***** Supplied entries
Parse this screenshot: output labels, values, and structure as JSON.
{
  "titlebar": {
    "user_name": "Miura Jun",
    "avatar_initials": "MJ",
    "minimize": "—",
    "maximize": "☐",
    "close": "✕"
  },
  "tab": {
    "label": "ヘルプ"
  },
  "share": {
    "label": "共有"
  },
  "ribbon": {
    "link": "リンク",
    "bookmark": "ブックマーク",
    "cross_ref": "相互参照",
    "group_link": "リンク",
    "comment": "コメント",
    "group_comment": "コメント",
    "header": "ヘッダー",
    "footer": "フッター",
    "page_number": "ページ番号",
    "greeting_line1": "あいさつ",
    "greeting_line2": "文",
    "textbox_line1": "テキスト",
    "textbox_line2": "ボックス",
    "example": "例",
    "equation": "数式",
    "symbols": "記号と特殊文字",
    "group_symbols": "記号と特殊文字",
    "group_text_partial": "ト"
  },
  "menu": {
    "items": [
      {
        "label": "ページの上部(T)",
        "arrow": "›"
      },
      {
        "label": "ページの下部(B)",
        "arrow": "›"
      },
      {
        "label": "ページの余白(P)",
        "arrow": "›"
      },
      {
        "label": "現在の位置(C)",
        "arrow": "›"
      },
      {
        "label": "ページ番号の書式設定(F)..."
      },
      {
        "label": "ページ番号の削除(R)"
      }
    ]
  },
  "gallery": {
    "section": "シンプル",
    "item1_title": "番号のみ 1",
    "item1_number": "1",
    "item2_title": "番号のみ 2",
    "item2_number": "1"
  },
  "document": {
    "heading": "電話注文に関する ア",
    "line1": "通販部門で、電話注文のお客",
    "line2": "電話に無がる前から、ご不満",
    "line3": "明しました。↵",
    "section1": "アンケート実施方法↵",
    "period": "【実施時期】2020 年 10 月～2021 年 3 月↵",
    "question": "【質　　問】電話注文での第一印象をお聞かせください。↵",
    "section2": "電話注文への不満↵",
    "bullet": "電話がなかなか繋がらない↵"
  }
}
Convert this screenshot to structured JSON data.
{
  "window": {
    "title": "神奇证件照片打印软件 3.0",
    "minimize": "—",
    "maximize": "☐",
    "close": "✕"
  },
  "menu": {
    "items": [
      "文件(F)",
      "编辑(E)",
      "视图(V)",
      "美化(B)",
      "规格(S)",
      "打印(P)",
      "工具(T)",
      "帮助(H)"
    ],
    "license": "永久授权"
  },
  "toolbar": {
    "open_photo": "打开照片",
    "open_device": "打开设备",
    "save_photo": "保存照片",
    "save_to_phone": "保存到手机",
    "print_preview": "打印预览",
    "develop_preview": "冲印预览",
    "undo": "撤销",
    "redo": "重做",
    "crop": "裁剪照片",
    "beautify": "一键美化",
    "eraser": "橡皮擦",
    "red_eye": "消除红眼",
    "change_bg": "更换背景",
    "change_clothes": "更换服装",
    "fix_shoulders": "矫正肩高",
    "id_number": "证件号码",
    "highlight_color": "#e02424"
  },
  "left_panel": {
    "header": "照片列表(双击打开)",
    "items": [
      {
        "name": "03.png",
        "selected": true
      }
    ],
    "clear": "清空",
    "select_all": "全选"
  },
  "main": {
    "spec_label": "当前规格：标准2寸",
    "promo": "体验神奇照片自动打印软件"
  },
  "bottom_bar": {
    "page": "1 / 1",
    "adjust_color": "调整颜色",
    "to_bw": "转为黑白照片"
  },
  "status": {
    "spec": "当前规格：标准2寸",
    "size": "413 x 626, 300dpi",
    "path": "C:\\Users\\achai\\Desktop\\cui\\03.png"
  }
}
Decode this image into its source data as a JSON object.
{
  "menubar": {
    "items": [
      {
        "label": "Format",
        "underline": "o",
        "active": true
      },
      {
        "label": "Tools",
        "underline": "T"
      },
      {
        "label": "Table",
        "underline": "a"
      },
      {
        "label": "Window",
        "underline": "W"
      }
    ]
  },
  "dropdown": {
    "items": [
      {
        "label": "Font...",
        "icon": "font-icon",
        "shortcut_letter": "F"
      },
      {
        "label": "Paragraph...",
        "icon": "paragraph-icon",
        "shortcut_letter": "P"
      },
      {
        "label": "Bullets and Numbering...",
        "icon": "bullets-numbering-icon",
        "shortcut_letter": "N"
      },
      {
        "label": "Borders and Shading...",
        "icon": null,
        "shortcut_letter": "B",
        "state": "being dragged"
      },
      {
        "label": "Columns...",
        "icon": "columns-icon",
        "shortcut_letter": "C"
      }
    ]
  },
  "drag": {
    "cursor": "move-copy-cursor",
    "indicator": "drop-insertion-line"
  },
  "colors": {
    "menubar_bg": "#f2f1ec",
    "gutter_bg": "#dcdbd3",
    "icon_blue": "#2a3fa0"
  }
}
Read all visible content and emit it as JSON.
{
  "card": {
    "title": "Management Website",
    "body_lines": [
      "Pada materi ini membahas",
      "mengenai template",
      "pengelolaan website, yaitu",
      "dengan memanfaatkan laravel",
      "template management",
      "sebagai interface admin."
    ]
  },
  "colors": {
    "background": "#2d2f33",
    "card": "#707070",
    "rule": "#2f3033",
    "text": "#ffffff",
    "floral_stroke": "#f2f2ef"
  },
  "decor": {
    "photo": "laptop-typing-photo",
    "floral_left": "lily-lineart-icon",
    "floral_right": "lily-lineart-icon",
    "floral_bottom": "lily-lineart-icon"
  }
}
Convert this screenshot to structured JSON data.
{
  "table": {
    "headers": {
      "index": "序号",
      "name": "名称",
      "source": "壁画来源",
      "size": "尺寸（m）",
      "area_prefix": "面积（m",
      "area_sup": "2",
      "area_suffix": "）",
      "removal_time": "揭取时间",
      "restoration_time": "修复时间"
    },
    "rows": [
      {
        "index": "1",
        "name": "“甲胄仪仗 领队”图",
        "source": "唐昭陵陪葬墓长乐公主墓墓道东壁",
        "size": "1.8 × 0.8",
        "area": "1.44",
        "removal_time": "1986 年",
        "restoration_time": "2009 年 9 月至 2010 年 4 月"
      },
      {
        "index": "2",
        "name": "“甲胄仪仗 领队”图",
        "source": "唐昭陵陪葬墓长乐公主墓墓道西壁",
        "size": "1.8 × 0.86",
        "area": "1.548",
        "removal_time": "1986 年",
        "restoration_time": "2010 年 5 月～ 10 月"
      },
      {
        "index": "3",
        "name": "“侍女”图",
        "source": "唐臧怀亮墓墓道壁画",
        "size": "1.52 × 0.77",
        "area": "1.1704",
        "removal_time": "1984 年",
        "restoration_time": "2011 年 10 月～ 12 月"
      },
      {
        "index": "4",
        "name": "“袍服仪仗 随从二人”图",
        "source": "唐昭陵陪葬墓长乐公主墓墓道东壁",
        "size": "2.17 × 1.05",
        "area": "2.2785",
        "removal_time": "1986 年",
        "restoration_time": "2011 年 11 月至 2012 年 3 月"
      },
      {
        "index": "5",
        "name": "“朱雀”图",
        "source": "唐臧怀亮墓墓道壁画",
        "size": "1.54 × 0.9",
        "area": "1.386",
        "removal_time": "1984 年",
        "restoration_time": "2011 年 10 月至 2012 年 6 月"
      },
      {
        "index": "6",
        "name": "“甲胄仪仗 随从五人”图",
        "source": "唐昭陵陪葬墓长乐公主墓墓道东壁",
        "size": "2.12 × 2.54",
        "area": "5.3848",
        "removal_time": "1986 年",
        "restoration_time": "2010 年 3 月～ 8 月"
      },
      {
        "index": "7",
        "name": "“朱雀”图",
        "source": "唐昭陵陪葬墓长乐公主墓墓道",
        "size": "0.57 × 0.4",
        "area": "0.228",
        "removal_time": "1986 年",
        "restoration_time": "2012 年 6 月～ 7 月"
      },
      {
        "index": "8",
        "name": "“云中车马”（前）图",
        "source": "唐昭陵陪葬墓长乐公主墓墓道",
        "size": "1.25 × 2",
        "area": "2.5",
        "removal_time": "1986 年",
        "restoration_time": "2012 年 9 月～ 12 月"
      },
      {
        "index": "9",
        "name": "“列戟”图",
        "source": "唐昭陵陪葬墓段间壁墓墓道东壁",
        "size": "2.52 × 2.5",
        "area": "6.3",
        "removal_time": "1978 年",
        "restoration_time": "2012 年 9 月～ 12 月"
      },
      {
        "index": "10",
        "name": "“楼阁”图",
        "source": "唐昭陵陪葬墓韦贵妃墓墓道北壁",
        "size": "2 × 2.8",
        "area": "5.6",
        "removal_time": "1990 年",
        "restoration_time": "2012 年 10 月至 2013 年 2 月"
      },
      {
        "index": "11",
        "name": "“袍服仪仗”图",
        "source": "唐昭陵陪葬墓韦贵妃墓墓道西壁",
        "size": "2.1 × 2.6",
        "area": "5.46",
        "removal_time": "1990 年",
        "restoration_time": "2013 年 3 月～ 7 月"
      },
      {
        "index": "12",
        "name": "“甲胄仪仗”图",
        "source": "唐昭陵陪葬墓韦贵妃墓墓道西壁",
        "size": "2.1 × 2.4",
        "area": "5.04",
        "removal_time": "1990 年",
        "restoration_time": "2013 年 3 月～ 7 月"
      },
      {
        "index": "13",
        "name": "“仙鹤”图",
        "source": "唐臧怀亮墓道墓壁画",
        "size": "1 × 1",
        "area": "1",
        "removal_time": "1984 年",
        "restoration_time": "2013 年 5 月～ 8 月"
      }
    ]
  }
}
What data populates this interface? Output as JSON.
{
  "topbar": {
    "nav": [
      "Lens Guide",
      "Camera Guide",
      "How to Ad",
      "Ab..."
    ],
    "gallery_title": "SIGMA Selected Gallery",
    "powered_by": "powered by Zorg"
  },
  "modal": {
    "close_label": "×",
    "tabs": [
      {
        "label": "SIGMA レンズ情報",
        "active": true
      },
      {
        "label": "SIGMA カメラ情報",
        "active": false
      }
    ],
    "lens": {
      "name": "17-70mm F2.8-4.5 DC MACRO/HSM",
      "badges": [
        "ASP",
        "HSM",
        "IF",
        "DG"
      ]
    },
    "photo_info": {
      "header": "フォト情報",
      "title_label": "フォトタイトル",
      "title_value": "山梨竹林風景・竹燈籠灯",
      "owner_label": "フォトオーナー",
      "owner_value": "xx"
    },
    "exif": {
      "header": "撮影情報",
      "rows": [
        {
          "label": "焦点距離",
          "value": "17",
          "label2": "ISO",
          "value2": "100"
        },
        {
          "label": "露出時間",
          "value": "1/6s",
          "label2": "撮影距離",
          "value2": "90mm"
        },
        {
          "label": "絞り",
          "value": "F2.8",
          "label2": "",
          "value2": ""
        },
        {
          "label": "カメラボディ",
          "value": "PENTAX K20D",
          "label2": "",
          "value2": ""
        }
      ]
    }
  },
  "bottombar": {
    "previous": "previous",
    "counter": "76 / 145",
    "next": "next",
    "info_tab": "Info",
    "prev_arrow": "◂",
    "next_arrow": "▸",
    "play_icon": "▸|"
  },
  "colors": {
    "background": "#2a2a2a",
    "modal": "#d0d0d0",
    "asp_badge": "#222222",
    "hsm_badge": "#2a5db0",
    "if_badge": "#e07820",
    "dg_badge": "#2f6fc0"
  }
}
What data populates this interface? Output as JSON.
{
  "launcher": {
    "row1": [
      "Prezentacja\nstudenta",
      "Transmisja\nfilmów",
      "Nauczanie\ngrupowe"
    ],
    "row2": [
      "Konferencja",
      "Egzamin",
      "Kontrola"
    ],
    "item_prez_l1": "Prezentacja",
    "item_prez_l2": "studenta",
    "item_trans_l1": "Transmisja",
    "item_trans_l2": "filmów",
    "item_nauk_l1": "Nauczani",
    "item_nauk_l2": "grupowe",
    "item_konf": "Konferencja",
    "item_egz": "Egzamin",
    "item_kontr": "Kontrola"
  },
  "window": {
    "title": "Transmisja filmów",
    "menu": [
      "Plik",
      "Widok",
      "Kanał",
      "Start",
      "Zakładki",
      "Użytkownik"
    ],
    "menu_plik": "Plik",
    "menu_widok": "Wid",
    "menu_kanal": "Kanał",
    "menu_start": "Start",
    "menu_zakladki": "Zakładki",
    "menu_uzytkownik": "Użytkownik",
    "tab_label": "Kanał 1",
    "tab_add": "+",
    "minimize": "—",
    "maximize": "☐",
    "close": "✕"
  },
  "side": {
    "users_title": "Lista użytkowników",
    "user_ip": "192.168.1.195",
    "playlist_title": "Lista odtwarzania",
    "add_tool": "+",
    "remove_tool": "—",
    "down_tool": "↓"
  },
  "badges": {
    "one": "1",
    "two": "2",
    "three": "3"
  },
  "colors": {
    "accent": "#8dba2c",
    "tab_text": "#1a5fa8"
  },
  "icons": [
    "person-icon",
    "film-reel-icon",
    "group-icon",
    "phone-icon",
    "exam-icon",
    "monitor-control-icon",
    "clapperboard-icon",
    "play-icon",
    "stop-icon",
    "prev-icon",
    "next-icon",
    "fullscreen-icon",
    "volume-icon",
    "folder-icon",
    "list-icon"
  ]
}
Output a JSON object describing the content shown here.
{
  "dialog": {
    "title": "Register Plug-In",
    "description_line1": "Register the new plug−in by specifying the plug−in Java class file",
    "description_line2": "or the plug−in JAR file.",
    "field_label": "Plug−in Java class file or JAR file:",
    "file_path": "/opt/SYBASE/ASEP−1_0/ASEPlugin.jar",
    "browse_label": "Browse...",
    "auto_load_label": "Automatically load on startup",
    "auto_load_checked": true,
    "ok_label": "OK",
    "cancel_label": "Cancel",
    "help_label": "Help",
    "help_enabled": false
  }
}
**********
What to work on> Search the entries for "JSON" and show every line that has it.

Exercise answer>
Parse this screenshot: output labels, values, and structure as JSON.
Convert this screenshot to structured JSON data.
Decode this image into its source data as a JSON object.
Read all visible content and emit it as JSON.
Convert this screenshot to structured JSON data.
What data populates this interface? Output as JSON.
What data populates this interface? Output as JSON.
Output a JSON object describing the content shown here.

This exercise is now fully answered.